DURHAM, N.C. (WNCN) — Duke is part of a clinical trial studying a monoclonal antibody treatment for COVID-19 similar to the one President Trump was recently given.     

Jonathan Pannaman took part in that clinical trial. He said he started feeling a little achy last month during his daughter’s baby shower, which was held outdoors.

He assumed the aches and slight cough were side effects of a recent flu shot, but overnight his symptoms worsened.

“I couldn’t breathe,” he recalled. “I went and took my temperature and had almost a 104 degree temperature. I was nauseous, just felt really ill.”  

Doctors diagnosed him with COVID-19.

Pannaman kept getting sicker and was eventually admitted to Duke Raleigh hospital. He said he was in terrible pain and had a hard time breathing.

“In my head, I was already coming to terms with my death,” he said.   

He said doctors gave him numerous treatments including Remdesivir, steroids, vitamin D, and blood thinners. 

Pannaman also agreed to participate in a clinical trial for a monoclonal antibody treatment.  Duke is part of a worldwide study.  

“The treatment is very similar to the treatment President Trump received,” said Dr. Christina Barkauskas, an assistant professor of medicine at Duke in the Pulmonary and Critical Care Division. 

The president received an antibody treatment made by a different company, but the idea is the same. 

“This antibody is targeted toward the spike protein of the virus and should prevent that virus from entering a cell,” explained Barkauskas. 

Duke researchers are only testing the treatment in hospitalized patients right now, but, in the future, Barkauskas expects to study it in COVID-19 patients who are not in the hospital.

She said she is not surprised the president received the treatment. 

“We have a lot of experience in using monoclonal antibodies for other diseases suggesting that these therapies are safe,” she said. 

Pannaman was released from the hospital after nearly a week, and said he was grateful to go home feeling better.

“I still had no energy and it was still difficult to speak, but I felt confident that I can go home at that point and be fine, versus before I didn’t think I was going to make it,” he recalled. “I couldn’t tell you if it was the Remdesivir or steroid treatment that resolved the issue, or the trial.”  
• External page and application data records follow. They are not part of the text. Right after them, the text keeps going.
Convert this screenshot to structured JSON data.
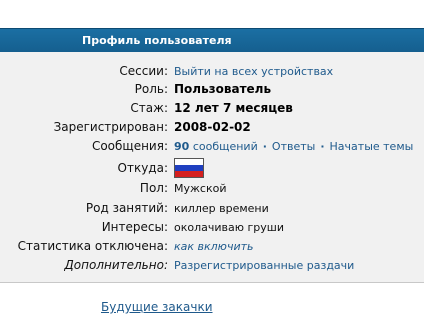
{
  "header": {
    "title": "Профиль пользователя"
  },
  "profile": {
    "sessions": {
      "label": "Сессии:",
      "action": "Выйти на всех устройствах"
    },
    "role": {
      "label": "Роль:",
      "value": "Пользователь"
    },
    "tenure": {
      "label": "Стаж:",
      "value": "12 лет 7 месяцев"
    },
    "registered": {
      "label": "Зарегистрирован:",
      "value": "2008-02-02"
    },
    "messages": {
      "label": "Сообщения:",
      "count": "90",
      "count_suffix": "сообщений",
      "answers": "Ответы",
      "topics": "Начатые темы"
    },
    "origin": {
      "label": "Откуда:",
      "flag": "russia-flag"
    },
    "gender": {
      "label": "Пол:",
      "value": "Мужской"
    },
    "occupation": {
      "label": "Род занятий:",
      "value": "киллер времени"
    },
    "interests": {
      "label": "Интересы:",
      "value": "околачиваю груши"
    },
    "stats_disabled": {
      "label": "Статистика отключена:",
      "action": "как включить"
    },
    "additional": {
      "label": "Дополнительно:",
      "action": "Разрегистрированные раздачи"
    }
  },
  "footer": {
    "link": "Будущие закачки"
  },
  "colors": {
    "header_bg": "#1b6fa3",
    "link": "#1f5a8c",
    "panel_bg": "#f1f1f1"
  }
}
He does not know whether he received the monoclonal antibody treatment, itself, or a placebo, but he hopes his participation in the study can help researchers learn more about the treatment and, one day, help other COVID patients.